You might think I’m being a little hard on myself. I don’t think so. My desire for peace (and rest, in this case) was fine, but I chose to set that desire aside to serve another. That was my decision. Once that decision was made, the self-pity and resentment that bubbled up in my heart alerted me that what I wanted had moved from desire to demand.

My idol of peace was just as foolish as a golden calf. Why? Because at that moment I was willing to sin to get what I wanted. Peace had become all too important to me: important enough to sin when I didn’t get it.

That day, the delay was rest and quiet. Other days it’s been a new piece of furniture; appreciation from family members; someone doing what they said they would do without reminders; being heard or understood; dinner out. You get the picture. Sometimes those desires being delayed doesn’t result in me sinning. But other times even brief delays squeeze the sponge in my heart and yukky stuff comes out.

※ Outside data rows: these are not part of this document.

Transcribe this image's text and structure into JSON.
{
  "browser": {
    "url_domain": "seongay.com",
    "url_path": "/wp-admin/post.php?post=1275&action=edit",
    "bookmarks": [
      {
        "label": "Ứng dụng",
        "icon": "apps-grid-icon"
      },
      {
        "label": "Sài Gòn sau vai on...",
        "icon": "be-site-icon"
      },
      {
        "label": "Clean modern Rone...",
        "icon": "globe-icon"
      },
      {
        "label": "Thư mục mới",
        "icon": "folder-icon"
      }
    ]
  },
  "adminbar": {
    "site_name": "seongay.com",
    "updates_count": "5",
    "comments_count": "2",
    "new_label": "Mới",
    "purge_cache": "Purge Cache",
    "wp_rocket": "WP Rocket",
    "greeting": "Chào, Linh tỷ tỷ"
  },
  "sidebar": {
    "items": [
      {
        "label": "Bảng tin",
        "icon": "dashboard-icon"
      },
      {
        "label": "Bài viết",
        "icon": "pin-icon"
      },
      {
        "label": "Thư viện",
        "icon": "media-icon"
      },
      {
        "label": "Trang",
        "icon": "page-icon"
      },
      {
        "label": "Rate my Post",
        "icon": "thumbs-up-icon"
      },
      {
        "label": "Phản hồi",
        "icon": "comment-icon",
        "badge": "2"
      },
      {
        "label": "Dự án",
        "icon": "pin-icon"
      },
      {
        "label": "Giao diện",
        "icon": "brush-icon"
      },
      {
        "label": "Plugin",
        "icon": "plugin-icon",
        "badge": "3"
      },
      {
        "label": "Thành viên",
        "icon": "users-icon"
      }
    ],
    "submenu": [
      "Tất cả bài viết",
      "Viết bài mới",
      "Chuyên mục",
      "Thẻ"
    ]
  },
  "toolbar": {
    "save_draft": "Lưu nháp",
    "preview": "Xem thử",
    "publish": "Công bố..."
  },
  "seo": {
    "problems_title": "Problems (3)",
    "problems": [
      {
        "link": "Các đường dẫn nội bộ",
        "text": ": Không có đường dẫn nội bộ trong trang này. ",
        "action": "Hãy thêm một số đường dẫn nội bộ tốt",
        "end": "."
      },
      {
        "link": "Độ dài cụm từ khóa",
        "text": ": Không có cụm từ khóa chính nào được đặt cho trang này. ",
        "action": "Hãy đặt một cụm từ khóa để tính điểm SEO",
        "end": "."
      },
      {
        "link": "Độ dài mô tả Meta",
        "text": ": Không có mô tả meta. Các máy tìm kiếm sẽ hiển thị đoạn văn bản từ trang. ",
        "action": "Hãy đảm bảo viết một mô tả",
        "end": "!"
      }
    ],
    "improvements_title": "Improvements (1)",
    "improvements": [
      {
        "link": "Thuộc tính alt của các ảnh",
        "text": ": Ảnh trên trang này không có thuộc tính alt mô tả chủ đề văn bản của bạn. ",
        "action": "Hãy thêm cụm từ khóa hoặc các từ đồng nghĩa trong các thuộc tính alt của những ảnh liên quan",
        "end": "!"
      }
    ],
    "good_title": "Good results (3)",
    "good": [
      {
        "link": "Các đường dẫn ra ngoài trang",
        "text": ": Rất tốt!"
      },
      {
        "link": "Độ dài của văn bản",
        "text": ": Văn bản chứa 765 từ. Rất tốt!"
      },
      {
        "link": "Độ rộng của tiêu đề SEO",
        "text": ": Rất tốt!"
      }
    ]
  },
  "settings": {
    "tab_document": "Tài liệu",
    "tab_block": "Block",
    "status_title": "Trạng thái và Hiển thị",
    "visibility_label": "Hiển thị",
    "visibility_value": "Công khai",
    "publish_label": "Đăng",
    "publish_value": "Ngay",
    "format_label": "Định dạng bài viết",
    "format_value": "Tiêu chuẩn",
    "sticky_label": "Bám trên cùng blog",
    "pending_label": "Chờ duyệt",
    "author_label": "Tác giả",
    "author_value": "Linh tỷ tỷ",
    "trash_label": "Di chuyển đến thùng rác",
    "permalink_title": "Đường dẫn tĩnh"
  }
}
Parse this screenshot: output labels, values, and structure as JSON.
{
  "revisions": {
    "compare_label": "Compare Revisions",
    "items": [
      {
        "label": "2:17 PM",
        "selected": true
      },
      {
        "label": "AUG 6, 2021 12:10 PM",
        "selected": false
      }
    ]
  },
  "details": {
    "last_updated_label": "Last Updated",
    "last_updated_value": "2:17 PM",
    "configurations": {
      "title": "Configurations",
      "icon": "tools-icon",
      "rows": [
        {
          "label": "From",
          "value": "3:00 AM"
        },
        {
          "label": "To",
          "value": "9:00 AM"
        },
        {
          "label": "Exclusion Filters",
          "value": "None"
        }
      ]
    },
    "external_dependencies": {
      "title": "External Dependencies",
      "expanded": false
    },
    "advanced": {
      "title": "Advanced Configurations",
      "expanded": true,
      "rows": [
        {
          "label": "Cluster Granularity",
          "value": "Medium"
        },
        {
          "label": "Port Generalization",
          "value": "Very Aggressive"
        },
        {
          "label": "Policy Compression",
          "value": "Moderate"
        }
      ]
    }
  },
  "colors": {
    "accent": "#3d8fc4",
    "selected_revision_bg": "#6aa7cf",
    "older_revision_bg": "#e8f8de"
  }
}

Yes, my heart is a factory of idols. How comforting to know this! If my sinful reactions to delays are “just the way I am” there’s no hope. But if they are functional idols they can be destroyed. Moses took the golden calf and “burned it with fire and ground it to powder” (Ex 32:20). My God can do the same for me! Because of His idol-destroying death on the cross I am promised the power to “put to death whatever belongs to your earthly nature…which is idolatry” (Colossians 3:5). No golden calves mentioned here: just real-life temptations…including lust, impurity and greed!

Is having an idol in your heart a new thought? No worries. Many Christians still believe idols are simply statues that sit in religious buildings. But if that’s true, the New Testament wouldn’t talk so much about heart idols. The worst thing we can do when idols in our hearts are exposed is think “that’s just the way I am.” That may be just the way I was but because of Christ’s sinless life, atoning death and resurrection we who are Christians have been given His righteous life in exchange for our sin and idolatry! By His power we can stop worshiping peace or getting new things or feeling appreciated and turn our worship back to the only One who deserves it.

More about desires becoming demands tomorrow….